Furthermore, one challenge we currently face in the application of AI is not of a technological or mathematical nature but simply occurs with the data our algorithms are built on. If the machine learns from historic user/event data, it will also adapt biases represented in this data. While the algorithm might be completely correct, it will still depict undesired social constructs such as racism, sexism, or simply biases towards popular preferences of described user groups. Transparency in respect to the reasoning of AI predictions can support a human actor in evaluating the quality and trustworthiness of such predictions, or ideally even in spotting such biases.
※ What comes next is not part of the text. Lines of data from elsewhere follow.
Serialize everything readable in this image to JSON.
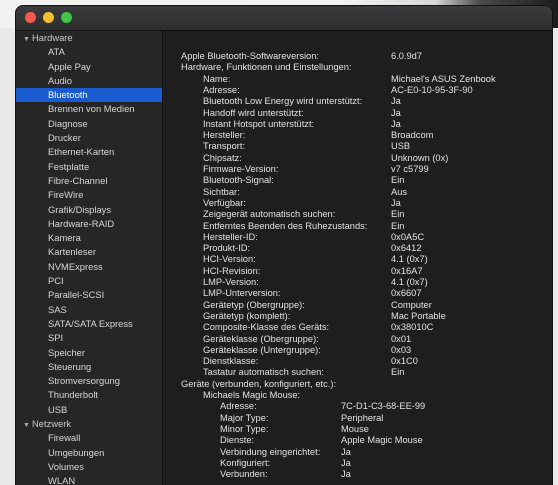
{
  "sidebar": {
    "items": [
      {
        "label": "Hardware",
        "group": true
      },
      {
        "label": "ATA"
      },
      {
        "label": "Apple Pay"
      },
      {
        "label": "Audio"
      },
      {
        "label": "Bluetooth",
        "selected": true
      },
      {
        "label": "Brennen von Medien"
      },
      {
        "label": "Diagnose"
      },
      {
        "label": "Drucker"
      },
      {
        "label": "Ethernet-Karten"
      },
      {
        "label": "Festplatte"
      },
      {
        "label": "Fibre-Channel"
      },
      {
        "label": "FireWire"
      },
      {
        "label": "Grafik/Displays"
      },
      {
        "label": "Hardware-RAID"
      },
      {
        "label": "Kamera"
      },
      {
        "label": "Kartenleser"
      },
      {
        "label": "NVMExpress"
      },
      {
        "label": "PCI"
      },
      {
        "label": "Parallel-SCSI"
      },
      {
        "label": "SAS"
      },
      {
        "label": "SATA/SATA Express"
      },
      {
        "label": "SPI"
      },
      {
        "label": "Speicher"
      },
      {
        "label": "Steuerung"
      },
      {
        "label": "Stromversorgung"
      },
      {
        "label": "Thunderbolt"
      },
      {
        "label": "USB"
      },
      {
        "label": "Netzwerk",
        "group": true
      },
      {
        "label": "Firewall"
      },
      {
        "label": "Umgebungen"
      },
      {
        "label": "Volumes"
      },
      {
        "label": "WLAN"
      }
    ]
  },
  "details": {
    "rows": [
      {
        "label": "Apple Bluetooth-Softwareversion:",
        "value": "6.0.9d7",
        "indent": 0
      },
      {
        "label": "Hardware, Funktionen und Einstellungen:",
        "value": "",
        "indent": 0
      },
      {
        "label": "Name:",
        "value": "Michael's ASUS Zenbook",
        "indent": 1
      },
      {
        "label": "Adresse:",
        "value": "AC-E0-10-95-3F-90",
        "indent": 1
      },
      {
        "label": "Bluetooth Low Energy wird unterstützt:",
        "value": "Ja",
        "indent": 1
      },
      {
        "label": "Handoff wird unterstützt:",
        "value": "Ja",
        "indent": 1
      },
      {
        "label": "Instant Hotspot unterstützt:",
        "value": "Ja",
        "indent": 1
      },
      {
        "label": "Hersteller:",
        "value": "Broadcom",
        "indent": 1
      },
      {
        "label": "Transport:",
        "value": "USB",
        "indent": 1
      },
      {
        "label": "Chipsatz:",
        "value": "Unknown (0x)",
        "indent": 1
      },
      {
        "label": "Firmware-Version:",
        "value": "v7 c5799",
        "indent": 1
      },
      {
        "label": "Bluetooth-Signal:",
        "value": "Ein",
        "indent": 1
      },
      {
        "label": "Sichtbar:",
        "value": "Aus",
        "indent": 1
      },
      {
        "label": "Verfügbar:",
        "value": "Ja",
        "indent": 1
      },
      {
        "label": "Zeigegerät automatisch suchen:",
        "value": "Ein",
        "indent": 1
      },
      {
        "label": "Entferntes Beenden des Ruhezustands:",
        "value": "Ein",
        "indent": 1
      },
      {
        "label": "Hersteller-ID:",
        "value": "0x0A5C",
        "indent": 1
      },
      {
        "label": "Produkt-ID:",
        "value": "0x6412",
        "indent": 1
      },
      {
        "label": "HCI-Version:",
        "value": "4.1 (0x7)",
        "indent": 1
      },
      {
        "label": "HCI-Revision:",
        "value": "0x16A7",
        "indent": 1
      },
      {
        "label": "LMP-Version:",
        "value": "4.1 (0x7)",
        "indent": 1
      },
      {
        "label": "LMP-Unterversion:",
        "value": "0x6607",
        "indent": 1
      },
      {
        "label": "Gerätetyp (Obergruppe):",
        "value": "Computer",
        "indent": 1
      },
      {
        "label": "Gerätetyp (komplett):",
        "value": "Mac Portable",
        "indent": 1
      },
      {
        "label": "Composite-Klasse des Geräts:",
        "value": "0x38010C",
        "indent": 1
      },
      {
        "label": "Geräteklasse (Obergruppe):",
        "value": "0x01",
        "indent": 1
      },
      {
        "label": "Geräteklasse (Untergruppe):",
        "value": "0x03",
        "indent": 1
      },
      {
        "label": "Dienstklasse:",
        "value": "0x1C0",
        "indent": 1
      },
      {
        "label": "Tastatur automatisch suchen:",
        "value": "Ein",
        "indent": 1
      },
      {
        "label": "Geräte (verbunden, konfiguriert, etc.):",
        "value": "",
        "indent": 0
      },
      {
        "label": "Michaels Magic Mouse:",
        "value": "",
        "indent": 1
      },
      {
        "label": "Adresse:",
        "value": "7C-D1-C3-68-EE-99",
        "indent": 2
      },
      {
        "label": "Major Type:",
        "value": "Peripheral",
        "indent": 2
      },
      {
        "label": "Minor Type:",
        "value": "Mouse",
        "indent": 2
      },
      {
        "label": "Dienste:",
        "value": "Apple Magic Mouse",
        "indent": 2
      },
      {
        "label": "Verbindung eingerichtet:",
        "value": "Ja",
        "indent": 2
      },
      {
        "label": "Konfiguriert:",
        "value": "Ja",
        "indent": 2
      },
      {
        "label": "Verbunden:",
        "value": "Ja",
        "indent": 2
      }
    ]
  }
}
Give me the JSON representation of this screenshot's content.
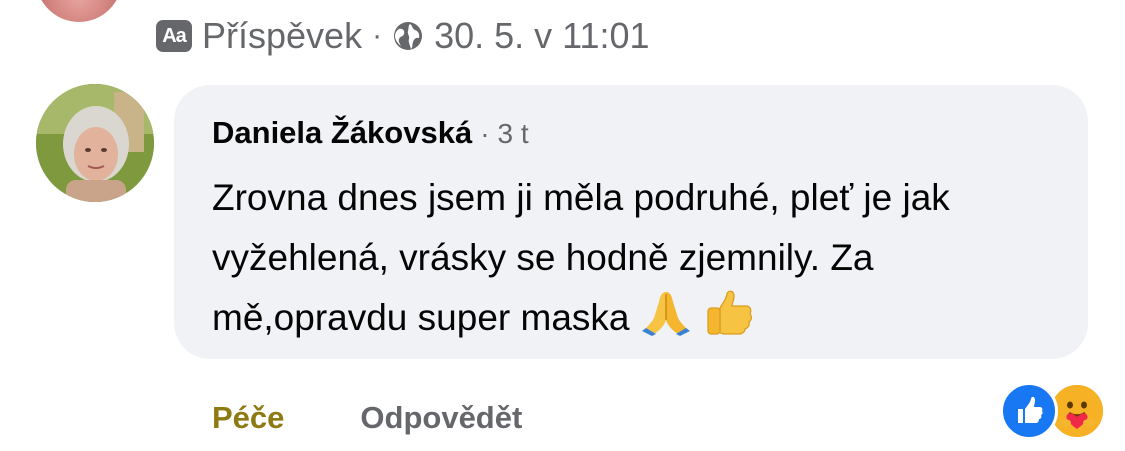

Explanations are a tool that is increasingly used and scientifically explored to provide this transparency with relevant information to the user.
In case a right for explanations to AI applications becomes law, this will become an even more prominent and pressing topic.
In this edition of the Know-Center's summer academy, we will give you an introduction to the rapidly developing field of research, which is known as eXplainable Artificial Intelligence (XAI). In addition to an introduction to the topic, we will highlight some of the most notable methods, as well as use-cases where and how these methods might be applied.
After the event you will know:
- Why do we need eXplainable Artificial Intelligence (XAI)?
- How Data Biases might cause undesired side effects (unfairness)
- The main methods used to identify the most important parts in the input that influenced a deep learning model's decision
- Methods used to visualize a deep learning model's internals
- Use-cases and applications for XAI
- The state of XAI for time series data
- XAI in Recommender Systems
- How Explanation can be presented to the User